(SOURCE MATERIAL begins)

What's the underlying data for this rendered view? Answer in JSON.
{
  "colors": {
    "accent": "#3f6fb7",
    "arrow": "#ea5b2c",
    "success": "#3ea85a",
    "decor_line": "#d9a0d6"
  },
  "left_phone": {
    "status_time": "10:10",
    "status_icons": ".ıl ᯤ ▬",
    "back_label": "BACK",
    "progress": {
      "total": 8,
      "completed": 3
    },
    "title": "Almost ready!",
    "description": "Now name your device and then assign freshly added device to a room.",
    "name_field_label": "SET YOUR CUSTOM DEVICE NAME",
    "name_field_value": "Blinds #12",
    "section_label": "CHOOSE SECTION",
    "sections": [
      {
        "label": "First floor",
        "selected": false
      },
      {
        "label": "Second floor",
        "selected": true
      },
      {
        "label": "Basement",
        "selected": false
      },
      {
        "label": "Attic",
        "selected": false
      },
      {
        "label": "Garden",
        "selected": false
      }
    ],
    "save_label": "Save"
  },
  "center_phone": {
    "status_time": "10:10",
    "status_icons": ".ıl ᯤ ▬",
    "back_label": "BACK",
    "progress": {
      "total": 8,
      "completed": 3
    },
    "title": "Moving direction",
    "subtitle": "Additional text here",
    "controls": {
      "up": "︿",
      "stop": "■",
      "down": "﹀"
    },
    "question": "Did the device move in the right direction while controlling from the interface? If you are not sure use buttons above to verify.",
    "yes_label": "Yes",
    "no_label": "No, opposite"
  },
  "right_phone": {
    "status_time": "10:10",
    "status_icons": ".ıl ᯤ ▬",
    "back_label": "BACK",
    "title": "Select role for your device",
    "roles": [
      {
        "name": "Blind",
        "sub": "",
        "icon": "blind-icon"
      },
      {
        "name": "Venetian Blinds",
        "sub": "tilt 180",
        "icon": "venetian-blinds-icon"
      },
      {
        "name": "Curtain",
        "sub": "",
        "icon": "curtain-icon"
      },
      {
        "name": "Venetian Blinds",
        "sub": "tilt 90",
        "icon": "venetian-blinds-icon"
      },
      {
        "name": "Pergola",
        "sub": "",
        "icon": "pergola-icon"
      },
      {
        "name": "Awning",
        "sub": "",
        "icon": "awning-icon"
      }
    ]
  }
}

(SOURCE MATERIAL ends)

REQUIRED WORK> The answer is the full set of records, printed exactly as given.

REPLY>
What's the underlying data for this rendered view? Answer in JSON.
{
  "colors": {
    "accent": "#3f6fb7",
    "arrow": "#ea5b2c",
    "success": "#3ea85a",
    "decor_line": "#d9a0d6"
  },
  "left_phone": {
    "status_time": "10:10",
    "status_icons": ".ıl ᯤ ▬",
    "back_label": "BACK",
    "progress": {
      "total": 8,
      "completed": 3
    },
    "title": "Almost ready!",
    "description": "Now name your device and then assign freshly added device to a room.",
    "name_field_label": "SET YOUR CUSTOM DEVICE NAME",
    "name_field_value": "Blinds #12",
    "section_label": "CHOOSE SECTION",
    "sections": [
      {
        "label": "First floor",
        "selected": false
      },
      {
        "label": "Second floor",
        "selected": true
      },
      {
        "label": "Basement",
        "selected": false
      },
      {
        "label": "Attic",
        "selected": false
      },
      {
        "label": "Garden",
        "selected": false
      }
    ],
    "save_label": "Save"
  },
  "center_phone": {
    "status_time": "10:10",
    "status_icons": ".ıl ᯤ ▬",
    "back_label": "BACK",
    "progress": {
      "total": 8,
      "completed": 3
    },
    "title": "Moving direction",
    "subtitle": "Additional text here",
    "controls": {
      "up": "︿",
      "stop": "■",
      "down": "﹀"
    },
    "question": "Did the device move in the right direction while controlling from the interface? If you are not sure use buttons above to verify.",
    "yes_label": "Yes",
    "no_label": "No, opposite"
  },
  "right_phone": {
    "status_time": "10:10",
    "status_icons": ".ıl ᯤ ▬",
    "back_label": "BACK",
    "title": "Select role for your device",
    "roles": [
      {
        "name": "Blind",
        "sub": "",
        "icon": "blind-icon"
      },
      {
        "name": "Venetian Blinds",
        "sub": "tilt 180",
        "icon": "venetian-blinds-icon"
      },
      {
        "name": "Curtain",
        "sub": "",
        "icon": "curtain-icon"
      },
      {
        "name": "Venetian Blinds",
        "sub": "tilt 90",
        "icon": "venetian-blinds-icon"
      },
      {
        "name": "Pergola",
        "sub": "",
        "icon": "pergola-icon"
      },
      {
        "name": "Awning",
        "sub": "",
        "icon": "awning-icon"
      }
    ]
  }
}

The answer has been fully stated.